A. As much as I am committed to the struggle of man against disease, I am committed to the struggle for the resurrection of Lebanon. I lived the Lebanese war, and during the war I treated many of the big political players in that massive tragedy. I knew what the problem was. The problem in Lebanon has always been the lack of a political leadership. Since the creation of Lebanon, Lebanon has never witnessed or had an intelligent political leadership. The Lebanese leadership has always been incompetent, and in most cases very corrupt. I am a great believe in leadership. If the best people in the world do not have a leader, then nothing can be achieved. Leadership is what takes people to the peak of glory.
Also, I would like to say that Lebanon has been the victim of its geography and its politicians. In regard to geography, Lebanon is chained between Syria and Israel. Israel does not want Lebanon because it is the anti-thesis of Israel. Lebanon is a pluralistic culture and society where Islam and Christianity coexist, where the East and the West can have dialogue. Israel is a country carved only for an ethnic and religious group. It is the only country in the whole world which is based on ethnicity. On the other side Syria has always believed that Lebanon has been severed from greater Syria and it would like to recapture it back. This is the reason why Syria never recognized the independence and sovereignty of Lebanon. Also, when I say that Lebanon is the victim of its politicians, this in, my opinion, is probably the root of the Lebanese crisis. The bulk of our politicians have no loyalty whatsoever to Lebanon. They are always ready to trade it for anything that would bring back wealth and prestige. There are very few Lebanese politicians who could rise above their own personal interest. When Iraq invaded Kuwait over a period of many months, the Iraqis could not identify more than 6 or 7 Kuwaitis that would cooperate with them. In Lebanon, if Syria goes into Lebanon and occupy it the next day, three quarters of Lebanon would be with Syria. If Israel invades Lebanon, thousands of Lebanese would ally with Israel. This question of loyalty is an extremely important factor in the continuing drama of the Lebanese crisis. There is no country in the Middle East that has the resources of Lebanon, not even Israel.¬†In spite of that, look where we are. When you have a leader and loyalty, like Dubai, you can see what a leader had made out of the sands.¬†Out of nothing he made a paradise, while we here in Lebanon we had a paradise, but we did everything humanly possible to make it hell.
Q. A personal message to the Mondanit√© readers?
A. My message is the following:
Life is not something you have earned, it is something that is given. Please treat it as the best gift you will ever have.
Most people work hard for a mirage. People believe that success and money are the basic objectives in life, and many times when they achieve them, they realize that their hands are empty. In Lebanon, and the Arab world, people believe in appearances. It is a culture of appearances, but what is important is this internal journey you make inside of yourself. You know that you have succeeded only when you are proud of the person you see in the mirror; and only when you achieve that internal peace and comfort between you and yourself. ¬†The real journey in life is inside you and it is not in the public eye.

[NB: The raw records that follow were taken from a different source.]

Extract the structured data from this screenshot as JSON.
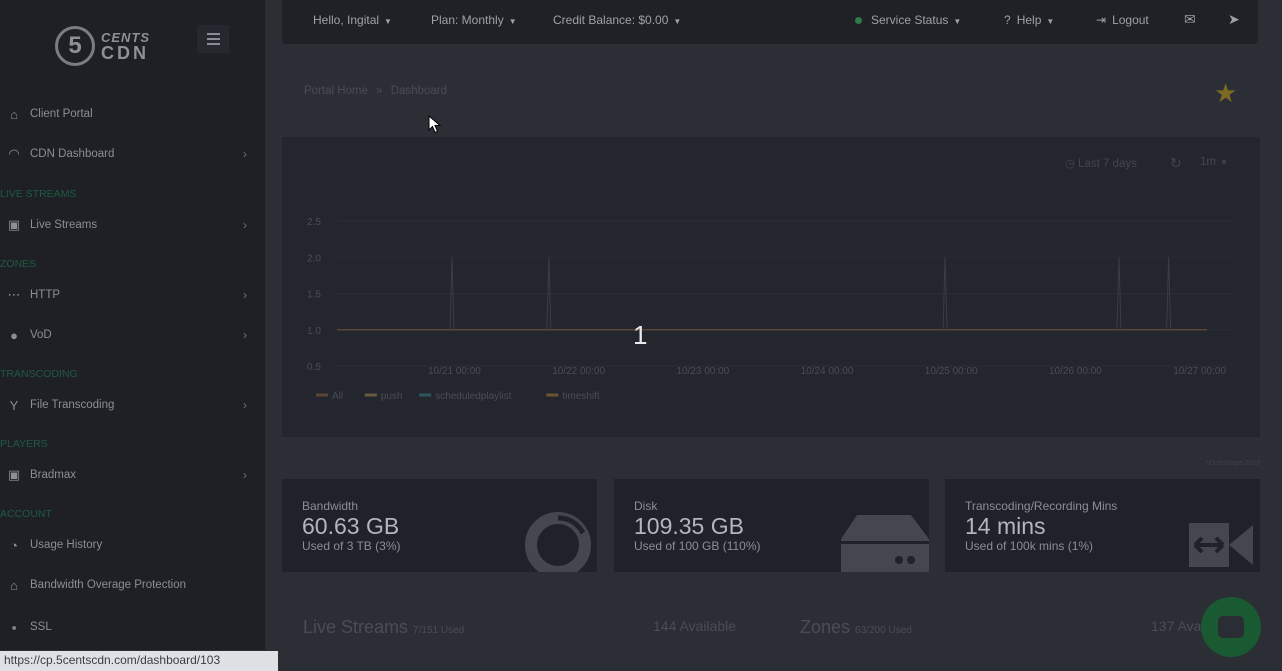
{
  "logo": {
    "mark": "5",
    "top": "CENTS",
    "bottom": "CDN"
  },
  "sidebar": {
    "items": [
      {
        "label": "Client Portal",
        "icon": "home-icon",
        "glyph": "⌂",
        "chevron": false
      },
      {
        "label": "CDN Dashboard",
        "icon": "gauge-icon",
        "glyph": "◠",
        "chevron": true
      },
      {
        "section": "LIVE STREAMS"
      },
      {
        "label": "Live Streams",
        "icon": "video-icon",
        "glyph": "▣",
        "chevron": true
      },
      {
        "section": "ZONES"
      },
      {
        "label": "HTTP",
        "icon": "http-icon",
        "glyph": "⋯",
        "chevron": true
      },
      {
        "label": "VoD",
        "icon": "play-icon",
        "glyph": "●",
        "chevron": true
      },
      {
        "section": "TRANSCODING"
      },
      {
        "label": "File Transcoding",
        "icon": "transcode-icon",
        "glyph": "Y",
        "chevron": true
      },
      {
        "section": "PLAYERS"
      },
      {
        "label": "Bradmax",
        "icon": "player-icon",
        "glyph": "▣",
        "chevron": true
      },
      {
        "section": "ACCOUNT"
      },
      {
        "label": "Usage History",
        "icon": "history-icon",
        "glyph": "◔",
        "chevron": false
      },
      {
        "label": "Bandwidth Overage Protection",
        "icon": "bank-icon",
        "glyph": "⌂",
        "chevron": false
      },
      {
        "label": "SSL",
        "icon": "lock-icon",
        "glyph": "▪",
        "chevron": false
      }
    ]
  },
  "topbar": {
    "greeting": "Hello, Ingital",
    "plan": "Plan: Monthly",
    "credit": "Credit Balance: $0.00",
    "service_status": "Service Status",
    "help": "Help",
    "logout": "Logout"
  },
  "breadcrumb": {
    "home": "Portal Home",
    "sep": "»",
    "current": "Dashboard"
  },
  "chart_controls": {
    "range": "Last 7 days",
    "interval": "1m"
  },
  "chart_data": {
    "type": "line",
    "x": [
      "10/21 00:00",
      "10/22 00:00",
      "10/23 00:00",
      "10/24 00:00",
      "10/25 00:00",
      "10/26 00:00",
      "10/27 00:00"
    ],
    "yticks": [
      0.5,
      1.0,
      1.5,
      2.0,
      2.5
    ],
    "ylim": [
      0.5,
      2.5
    ],
    "baseline": 1.0,
    "spikes_at_day": [
      0.0,
      0.78,
      3.97,
      5.37,
      5.77
    ],
    "spike_value": 2.0,
    "series": [
      {
        "name": "All",
        "color": "#5b4636"
      },
      {
        "name": "push",
        "color": "#6b5a3e"
      },
      {
        "name": "scheduledplaylist",
        "color": "#2f5560"
      },
      {
        "name": "timeshift",
        "color": "#6a5530"
      }
    ]
  },
  "overlay_number": "1",
  "footnote": "*Octoshape 2019",
  "stats": [
    {
      "title": "Bandwidth",
      "value": "60.63 GB",
      "sub": "Used of 3 TB (3%)",
      "icon": "donut-chart-icon"
    },
    {
      "title": "Disk",
      "value": "109.35 GB",
      "sub": "Used of 100 GB (110%)",
      "icon": "hard-drive-icon"
    },
    {
      "title": "Transcoding/Recording Mins",
      "value": "14 mins",
      "sub": "Used of 100k mins (1%)",
      "icon": "transcode-arrows-icon"
    }
  ],
  "live_streams": {
    "title": "Live Streams",
    "used": "7/151 Used",
    "available": "144 Available"
  },
  "zones": {
    "title": "Zones",
    "used": "63/200 Used",
    "available": "137 Ava"
  },
  "status_url": "https://cp.5centscdn.com/dashboard/103"
}
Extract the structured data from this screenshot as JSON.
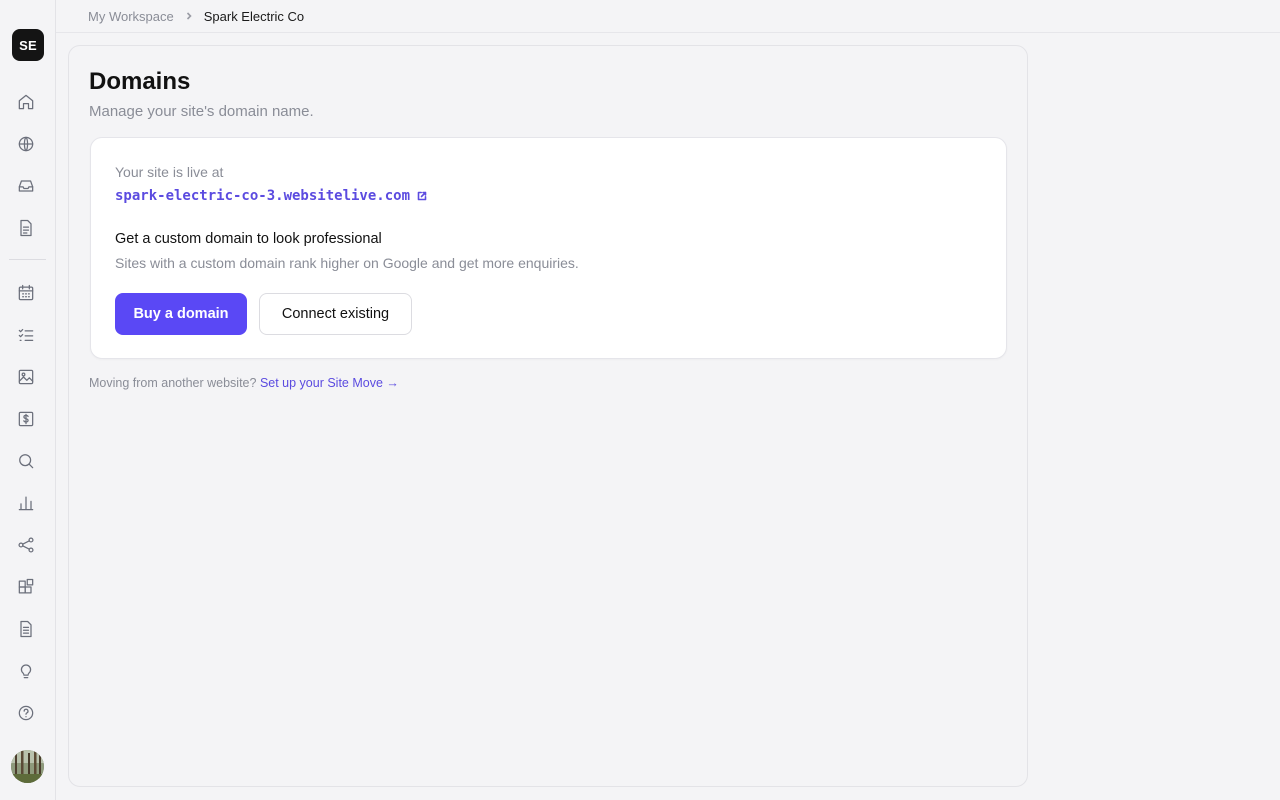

The third message is that people should be trained to give, and the easiest form of giving is to give money. I encourage you to give of yourself. Only by giving you reach fulfillment and joy. Please support life, support a sick child who is poor and cannot afford medical care. Support charitable organizations that support life. Be part of the war against disease and against suffering and pain. Be part of the real world. Giving gives your life a meaning. We need to change the motto in the world from ‚ÄúI love you because I need you‚Äù to ‚ÄúI need you because I love you‚Äù.